Growing up, we spent the holidays at my grandmother Jeannie’s house in Lago Vista, which is about 45 minutes outside of Austin. (Jeannie insisted that we call her by her first name, not “granny” or “nana” or “mee-maw” or “bobo.” So we did.)
Jeannie made a lot of good food—roast turkey, honey-glazed ham, mashed potatoes and gravy, and the best apple pie I’ve ever had. No matter what was on the menu, we could always count on her legendary buttermilk biscuits.
They were passed—warm—in a little woven basket lined with a clean dish towel. (You were supposed to only take one at a time, but my brother Jim always snuck an extra :)
Although we usually enjoyed them with lunch or dinner, they’re perfect for breakfast, too! Top with honey or jam and a little more butter; they’ll absolutely melt in your mouth.
Flakey Buttermilk Biscuits
Makes 15 2-inch biscuits

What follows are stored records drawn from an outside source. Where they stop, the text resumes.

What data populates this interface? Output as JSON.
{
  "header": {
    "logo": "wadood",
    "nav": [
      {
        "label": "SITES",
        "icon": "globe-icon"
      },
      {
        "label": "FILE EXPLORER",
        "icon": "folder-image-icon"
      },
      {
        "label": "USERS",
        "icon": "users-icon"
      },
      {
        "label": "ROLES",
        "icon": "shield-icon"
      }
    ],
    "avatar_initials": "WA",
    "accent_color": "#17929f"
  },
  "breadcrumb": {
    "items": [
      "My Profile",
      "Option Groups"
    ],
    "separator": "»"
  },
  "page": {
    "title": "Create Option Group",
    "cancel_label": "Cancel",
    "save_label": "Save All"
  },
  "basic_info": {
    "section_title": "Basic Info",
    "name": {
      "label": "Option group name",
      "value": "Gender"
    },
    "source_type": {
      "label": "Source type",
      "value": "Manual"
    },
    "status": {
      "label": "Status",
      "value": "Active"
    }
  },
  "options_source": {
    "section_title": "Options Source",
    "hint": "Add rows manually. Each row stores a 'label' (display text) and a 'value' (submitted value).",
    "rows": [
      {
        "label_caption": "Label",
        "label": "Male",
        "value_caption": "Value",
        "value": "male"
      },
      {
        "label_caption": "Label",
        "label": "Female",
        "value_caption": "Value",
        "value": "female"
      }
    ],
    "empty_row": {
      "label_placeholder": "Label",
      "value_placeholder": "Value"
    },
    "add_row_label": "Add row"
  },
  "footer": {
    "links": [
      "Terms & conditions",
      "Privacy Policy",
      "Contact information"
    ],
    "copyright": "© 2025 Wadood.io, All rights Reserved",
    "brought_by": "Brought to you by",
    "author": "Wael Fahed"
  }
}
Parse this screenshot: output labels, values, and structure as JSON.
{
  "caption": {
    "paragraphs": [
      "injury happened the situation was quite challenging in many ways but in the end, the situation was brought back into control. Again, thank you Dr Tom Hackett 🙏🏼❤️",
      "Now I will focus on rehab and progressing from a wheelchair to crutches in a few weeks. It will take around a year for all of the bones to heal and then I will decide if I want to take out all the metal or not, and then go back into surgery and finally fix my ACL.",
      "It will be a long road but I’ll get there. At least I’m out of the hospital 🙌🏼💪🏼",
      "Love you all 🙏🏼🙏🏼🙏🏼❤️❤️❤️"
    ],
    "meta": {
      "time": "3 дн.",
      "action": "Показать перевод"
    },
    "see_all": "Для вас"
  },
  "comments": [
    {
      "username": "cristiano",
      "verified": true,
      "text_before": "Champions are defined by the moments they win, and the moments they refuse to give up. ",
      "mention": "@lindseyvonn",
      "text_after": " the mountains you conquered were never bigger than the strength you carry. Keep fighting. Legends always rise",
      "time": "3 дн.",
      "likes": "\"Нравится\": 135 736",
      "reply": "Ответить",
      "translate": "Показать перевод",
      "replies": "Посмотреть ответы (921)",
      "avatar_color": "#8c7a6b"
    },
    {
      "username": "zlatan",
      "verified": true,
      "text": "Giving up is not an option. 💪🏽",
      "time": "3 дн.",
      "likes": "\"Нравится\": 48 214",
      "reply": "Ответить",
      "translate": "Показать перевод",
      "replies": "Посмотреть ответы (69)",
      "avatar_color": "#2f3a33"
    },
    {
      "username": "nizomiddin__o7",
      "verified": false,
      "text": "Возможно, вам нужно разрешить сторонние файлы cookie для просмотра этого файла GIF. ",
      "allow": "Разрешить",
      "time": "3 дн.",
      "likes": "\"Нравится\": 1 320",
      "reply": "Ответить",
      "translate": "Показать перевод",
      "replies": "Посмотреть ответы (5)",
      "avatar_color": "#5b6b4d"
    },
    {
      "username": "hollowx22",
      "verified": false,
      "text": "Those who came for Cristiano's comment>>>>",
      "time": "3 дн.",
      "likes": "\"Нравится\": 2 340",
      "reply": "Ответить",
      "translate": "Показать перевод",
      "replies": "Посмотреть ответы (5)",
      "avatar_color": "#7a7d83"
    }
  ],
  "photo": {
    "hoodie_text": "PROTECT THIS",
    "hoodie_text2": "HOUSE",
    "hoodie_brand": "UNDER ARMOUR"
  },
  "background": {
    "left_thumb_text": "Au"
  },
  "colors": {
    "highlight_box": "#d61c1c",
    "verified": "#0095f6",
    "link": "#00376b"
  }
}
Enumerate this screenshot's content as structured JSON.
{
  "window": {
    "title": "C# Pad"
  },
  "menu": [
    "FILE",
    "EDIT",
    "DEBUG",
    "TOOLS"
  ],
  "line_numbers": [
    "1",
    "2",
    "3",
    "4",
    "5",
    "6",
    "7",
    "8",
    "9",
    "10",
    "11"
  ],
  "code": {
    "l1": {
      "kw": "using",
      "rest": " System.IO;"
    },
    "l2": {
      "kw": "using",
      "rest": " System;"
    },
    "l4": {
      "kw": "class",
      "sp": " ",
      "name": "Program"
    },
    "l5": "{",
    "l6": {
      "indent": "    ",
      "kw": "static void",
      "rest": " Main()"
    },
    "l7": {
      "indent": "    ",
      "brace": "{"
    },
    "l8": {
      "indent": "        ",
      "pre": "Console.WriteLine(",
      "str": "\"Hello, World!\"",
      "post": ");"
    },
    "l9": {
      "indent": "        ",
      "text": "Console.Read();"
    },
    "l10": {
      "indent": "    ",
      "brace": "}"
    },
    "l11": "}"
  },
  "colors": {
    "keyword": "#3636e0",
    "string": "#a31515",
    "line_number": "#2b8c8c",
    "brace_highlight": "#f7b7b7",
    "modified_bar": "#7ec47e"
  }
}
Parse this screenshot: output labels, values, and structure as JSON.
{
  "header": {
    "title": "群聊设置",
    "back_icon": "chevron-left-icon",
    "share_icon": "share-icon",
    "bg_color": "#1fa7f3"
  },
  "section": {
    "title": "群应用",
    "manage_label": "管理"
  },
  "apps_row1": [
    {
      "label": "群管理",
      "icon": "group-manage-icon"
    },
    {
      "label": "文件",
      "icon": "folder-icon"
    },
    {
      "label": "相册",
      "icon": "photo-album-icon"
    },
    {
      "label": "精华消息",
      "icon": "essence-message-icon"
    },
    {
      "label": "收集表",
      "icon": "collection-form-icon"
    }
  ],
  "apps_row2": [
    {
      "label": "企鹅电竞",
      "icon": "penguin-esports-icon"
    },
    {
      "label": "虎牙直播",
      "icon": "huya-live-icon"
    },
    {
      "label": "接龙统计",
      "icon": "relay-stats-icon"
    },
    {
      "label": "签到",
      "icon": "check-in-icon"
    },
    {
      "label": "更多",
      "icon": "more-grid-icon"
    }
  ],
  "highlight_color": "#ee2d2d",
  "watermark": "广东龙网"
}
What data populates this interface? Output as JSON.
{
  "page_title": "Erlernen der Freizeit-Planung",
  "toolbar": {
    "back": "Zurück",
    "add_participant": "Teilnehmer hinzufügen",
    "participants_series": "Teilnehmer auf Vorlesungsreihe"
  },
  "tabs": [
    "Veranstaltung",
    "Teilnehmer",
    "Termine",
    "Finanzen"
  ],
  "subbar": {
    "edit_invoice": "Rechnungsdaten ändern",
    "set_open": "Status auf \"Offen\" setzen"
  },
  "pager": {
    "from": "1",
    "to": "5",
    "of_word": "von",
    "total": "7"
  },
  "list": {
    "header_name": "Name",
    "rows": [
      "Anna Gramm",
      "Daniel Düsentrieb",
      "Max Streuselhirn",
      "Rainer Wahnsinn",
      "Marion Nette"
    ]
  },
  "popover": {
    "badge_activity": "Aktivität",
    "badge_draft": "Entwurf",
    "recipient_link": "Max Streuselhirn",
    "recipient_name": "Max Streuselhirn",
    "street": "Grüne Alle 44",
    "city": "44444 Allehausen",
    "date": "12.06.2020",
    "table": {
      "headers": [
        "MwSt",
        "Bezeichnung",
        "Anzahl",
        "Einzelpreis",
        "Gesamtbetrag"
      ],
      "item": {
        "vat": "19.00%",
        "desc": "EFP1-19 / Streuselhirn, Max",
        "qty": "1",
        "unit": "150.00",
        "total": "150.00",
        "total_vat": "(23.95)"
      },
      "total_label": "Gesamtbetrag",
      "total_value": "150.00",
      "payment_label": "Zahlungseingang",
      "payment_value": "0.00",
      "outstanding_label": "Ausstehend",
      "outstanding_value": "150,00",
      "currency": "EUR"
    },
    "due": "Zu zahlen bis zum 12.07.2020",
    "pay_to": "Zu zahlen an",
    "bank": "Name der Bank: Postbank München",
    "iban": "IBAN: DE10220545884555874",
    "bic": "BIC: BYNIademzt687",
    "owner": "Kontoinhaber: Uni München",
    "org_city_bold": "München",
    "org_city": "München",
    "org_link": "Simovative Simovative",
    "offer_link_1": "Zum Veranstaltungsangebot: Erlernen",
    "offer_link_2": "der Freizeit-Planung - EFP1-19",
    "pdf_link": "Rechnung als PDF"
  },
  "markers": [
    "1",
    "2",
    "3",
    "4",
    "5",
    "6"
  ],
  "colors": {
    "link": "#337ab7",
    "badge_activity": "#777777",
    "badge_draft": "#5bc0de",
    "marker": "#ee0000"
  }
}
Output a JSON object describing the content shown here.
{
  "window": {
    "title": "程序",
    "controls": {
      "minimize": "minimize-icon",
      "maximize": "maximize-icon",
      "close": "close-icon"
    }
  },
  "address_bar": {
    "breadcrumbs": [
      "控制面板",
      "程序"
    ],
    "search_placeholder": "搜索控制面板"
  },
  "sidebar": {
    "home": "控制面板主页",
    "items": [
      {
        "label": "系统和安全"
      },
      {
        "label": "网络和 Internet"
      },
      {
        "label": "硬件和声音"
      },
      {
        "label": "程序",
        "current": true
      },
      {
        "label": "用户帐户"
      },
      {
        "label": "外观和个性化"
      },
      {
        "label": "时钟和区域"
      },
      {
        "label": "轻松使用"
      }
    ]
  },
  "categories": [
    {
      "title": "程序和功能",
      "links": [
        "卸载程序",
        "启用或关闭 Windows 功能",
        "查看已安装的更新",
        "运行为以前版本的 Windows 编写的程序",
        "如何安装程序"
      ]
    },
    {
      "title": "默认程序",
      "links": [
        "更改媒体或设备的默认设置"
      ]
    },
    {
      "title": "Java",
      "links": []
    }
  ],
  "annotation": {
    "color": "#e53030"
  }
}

1 3/4 cups all-purpose flour; plus more for shaping the dough
1 tablespoon white granulated sugar
2 teaspoons baking powder
1 teaspoon salt
1/2 teaspoon baking soda
8 tablespoons cold unsalted butter, cut into 8 pieces
3/4 cup cold buttermilk
Heat the oven to 450°F. Line baking sheet with parchment.
Put flour, sugar, baking powder, salt, and baking soda in the bowl of a food processor; process for 5 to 10 seconds to distribute dry ingredients evenly. Add butter; pulse just until combined (the mixture should resemble cornmeal). Add buttermilk and pulse again just until combined; do not overmix.
Dust a work surface with flour and dump the dough onto the floured surface. Dust the top of the dough and your hands with flour, and press the dough into a 1-inch-thick rectangle. Fold dough in half, and then gently press dough back into a 1-inch-thick rectangle. Repeat the process two more times, sprinkling a small amount of flour on the top of the dough before folding each time. (This is a fun activity for kids … just be prepared for a giant mess. My daughter had flour between her toes, if that gives you an idea!)
Using a rolling pin (or just your hands again if you want!), roll or press the dough until it is about ½-inch-thick. Dip a 2-inch round biscuit cutter in flour and cut out biscuits (press straight down and lift straight up; don’t twist), dipping the cutter in flour between each cut. Place biscuits on prepared baking sheet about ½-inch apart. Gather together scraps of dough with your hands, roll out dough, and cut more biscuits.